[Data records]
◆ ◆ ◆ ◆ ◆ ◆ ◆
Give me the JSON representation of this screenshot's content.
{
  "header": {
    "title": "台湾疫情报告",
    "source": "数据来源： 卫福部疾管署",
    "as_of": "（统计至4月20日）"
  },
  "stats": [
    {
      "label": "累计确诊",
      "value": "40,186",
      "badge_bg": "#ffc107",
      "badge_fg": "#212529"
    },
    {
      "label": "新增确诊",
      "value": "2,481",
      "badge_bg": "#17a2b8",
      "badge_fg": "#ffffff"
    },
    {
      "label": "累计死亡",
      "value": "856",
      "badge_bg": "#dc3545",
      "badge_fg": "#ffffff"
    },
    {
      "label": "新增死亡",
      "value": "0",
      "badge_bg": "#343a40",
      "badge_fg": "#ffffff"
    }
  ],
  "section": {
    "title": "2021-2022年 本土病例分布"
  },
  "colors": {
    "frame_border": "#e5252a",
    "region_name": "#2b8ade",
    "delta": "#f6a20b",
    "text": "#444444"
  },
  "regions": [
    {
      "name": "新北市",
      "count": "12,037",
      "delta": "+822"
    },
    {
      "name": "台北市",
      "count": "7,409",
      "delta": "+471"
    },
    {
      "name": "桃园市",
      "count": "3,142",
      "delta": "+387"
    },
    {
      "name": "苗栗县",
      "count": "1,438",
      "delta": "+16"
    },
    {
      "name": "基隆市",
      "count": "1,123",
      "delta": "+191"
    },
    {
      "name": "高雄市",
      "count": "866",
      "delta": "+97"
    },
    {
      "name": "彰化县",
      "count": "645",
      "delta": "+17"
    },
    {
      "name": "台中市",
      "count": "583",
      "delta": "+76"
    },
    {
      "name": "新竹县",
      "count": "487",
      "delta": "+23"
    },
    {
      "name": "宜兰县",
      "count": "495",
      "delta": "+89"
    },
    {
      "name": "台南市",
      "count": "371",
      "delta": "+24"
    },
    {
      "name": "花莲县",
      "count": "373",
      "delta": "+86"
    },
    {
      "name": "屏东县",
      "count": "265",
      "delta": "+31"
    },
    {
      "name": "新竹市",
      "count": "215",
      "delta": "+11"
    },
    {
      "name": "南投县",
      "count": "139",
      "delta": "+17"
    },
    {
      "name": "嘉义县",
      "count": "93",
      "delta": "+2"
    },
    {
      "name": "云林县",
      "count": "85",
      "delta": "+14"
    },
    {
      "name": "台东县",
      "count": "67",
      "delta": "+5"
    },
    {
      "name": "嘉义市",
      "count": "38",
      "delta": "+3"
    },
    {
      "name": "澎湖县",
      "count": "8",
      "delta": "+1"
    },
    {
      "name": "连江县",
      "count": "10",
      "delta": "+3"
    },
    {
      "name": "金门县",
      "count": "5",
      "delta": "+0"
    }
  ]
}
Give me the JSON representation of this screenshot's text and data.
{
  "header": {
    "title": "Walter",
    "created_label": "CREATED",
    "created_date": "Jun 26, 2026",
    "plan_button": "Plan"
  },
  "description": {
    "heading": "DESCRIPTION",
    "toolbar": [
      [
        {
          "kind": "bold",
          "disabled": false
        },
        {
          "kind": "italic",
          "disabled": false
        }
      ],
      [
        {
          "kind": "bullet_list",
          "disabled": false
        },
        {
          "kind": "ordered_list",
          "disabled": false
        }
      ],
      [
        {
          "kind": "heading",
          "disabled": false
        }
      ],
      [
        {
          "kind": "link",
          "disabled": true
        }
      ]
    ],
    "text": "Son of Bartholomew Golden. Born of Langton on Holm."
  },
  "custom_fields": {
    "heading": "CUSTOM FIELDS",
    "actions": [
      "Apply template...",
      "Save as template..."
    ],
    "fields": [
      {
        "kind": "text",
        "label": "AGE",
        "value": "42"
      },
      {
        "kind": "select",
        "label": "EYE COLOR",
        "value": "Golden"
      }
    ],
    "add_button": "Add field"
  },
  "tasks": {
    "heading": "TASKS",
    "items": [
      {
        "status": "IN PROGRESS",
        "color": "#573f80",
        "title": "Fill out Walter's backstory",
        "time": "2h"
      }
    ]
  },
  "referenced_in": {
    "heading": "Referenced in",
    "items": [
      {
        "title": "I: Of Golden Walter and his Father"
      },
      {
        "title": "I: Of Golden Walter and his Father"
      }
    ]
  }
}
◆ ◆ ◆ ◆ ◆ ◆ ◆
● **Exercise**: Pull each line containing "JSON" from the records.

● **Answer area**:
Give me the JSON representation of this screenshot's content.
Give me the JSON representation of this screenshot's text and data.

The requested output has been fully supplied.